Brexit is set to have more of an impact on expats than many people realise. Residency rules might be changing, but the financial fall-out is already being felt. International workers need to act now to make sure their finances are properly protected in a post-Brexit world.
There is much uncertainty surrounding the eventual outcome of Brexit but whatever happens, investments in Britain – whether savings, pensions or property – will all be affected by the changes set to come into effect by 2019.
‘Brexit is not going to land on your head out of nowhere. Everyone is watching,’ says Paul Brown, director of expat financial management company Blacktower. ‘Now is the time to act. You have got to hedge your bets.’
So what should expats be doing to reduce potential risk exposure and to take advantage of opportunities which may no longer be available once the outcome of Brexit has been determined?
Expats, says Brown, should start planning and considering their options now rather than waiting until it’s too late to do anything.
The current financial market volatility caused by the uncertainty surrounding Brexit is likely to consider for some years and this means the performance of investments and pension may be affected.
The weakening pound hit an eight-year low against the euro at the end of August this year and is likely to slip further, particularly if Britain decides to press ahead with a hard Brexit.
‘Your pounds are just sitting there going down in euro terms and if you are a deposit investor, with the low interest rates we are experiencing, you are getting nowhere,’ Brown says. This, he adds, means expats may have already lost considerably on UK assets in currency terms over the last 12 months.
Pensions are a different matter. In terms of retirement provision, the effect of Brexit depends very much on what kind of pension you have, when you intend to retire and the outcome of Brexit in terms of the rules surrounding overseas pension arrangements.

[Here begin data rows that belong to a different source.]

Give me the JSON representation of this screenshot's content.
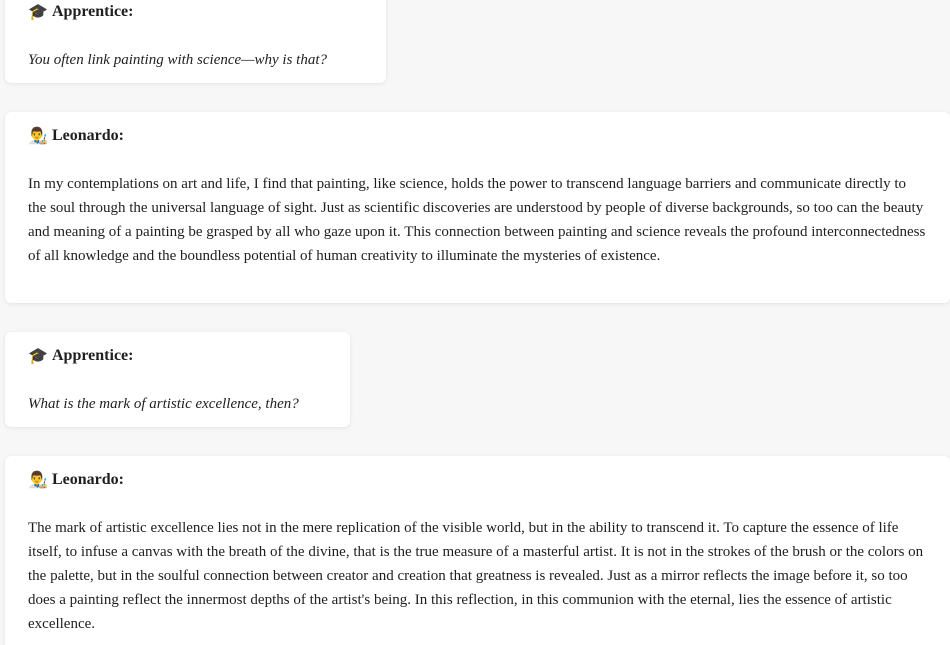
{
  "conversation": [
    {
      "speaker_icon": "🎓",
      "speaker_icon_name": "graduation-cap-icon",
      "speaker": "Apprentice:",
      "text": "You often link painting with science—why is that?"
    },
    {
      "speaker_icon": "👨‍🎨",
      "speaker_icon_name": "artist-icon",
      "speaker": "Leonardo:",
      "text": "In my contemplations on art and life, I find that painting, like science, holds the power to transcend language barriers and communicate directly to the soul through the universal language of sight. Just as scientific discoveries are understood by people of diverse backgrounds, so too can the beauty and meaning of a painting be grasped by all who gaze upon it. This connection between painting and science reveals the profound interconnectedness of all knowledge and the boundless potential of human creativity to illuminate the mysteries of existence."
    },
    {
      "speaker_icon": "🎓",
      "speaker_icon_name": "graduation-cap-icon",
      "speaker": "Apprentice:",
      "text": "What is the mark of artistic excellence, then?"
    },
    {
      "speaker_icon": "👨‍🎨",
      "speaker_icon_name": "artist-icon",
      "speaker": "Leonardo:",
      "text": "The mark of artistic excellence lies not in the mere replication of the visible world, but in the ability to transcend it. To capture the essence of life itself, to infuse a canvas with the breath of the divine, that is the true measure of a masterful artist. It is not in the strokes of the brush or the colors on the palette, but in the soulful connection between creator and creation that greatness is revealed. Just as a mirror reflects the image before it, so too does a painting reflect the innermost depths of the artist's being. In this reflection, in this communion with the eternal, lies the essence of artistic excellence."
    }
  ]
}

One of the biggest worries is that company pension schemes may not be able to pay out what was initially promised because of low bond yields. Some people are also concerned about a potential UK exit tax for pension transfers and the uncertainty of future pension reforms.
Those coming up to retirement age should adjust their risk profile and diversify now in order to protect their accumulated capital, says Brown. The overseas pension scheme QROPs may provide a solution to protect pension assets against future UK law changes and to improve your position when planning for passing benefits on to loved ones.
Brexit may not be to blame for the historic low interest rates, but this is no help to deposit investors. Interest rates look likely to stay low for the foreseeable future and most bank deposit rates are currently below inflation. There are, argues Brown, more efficient ways in which you can achieve growth on your savings and it is worth investigating these now.
In addition, expats should not underestimate the effects of inflation. It can significantly erode the spending power of capital.
One advantage of being an expat is that you have flexibility in terms of the location of your investments and currency you invest in, says Brown.
‘Make sure that, whatever way the wind blows, you have a plan,’ he says. ‘Rather than hoping everything is going to be okay and leaving your finances as they are, sit down with a financial advisor and make a plan so that, when the chips are down, you are in a position to react accordingly.’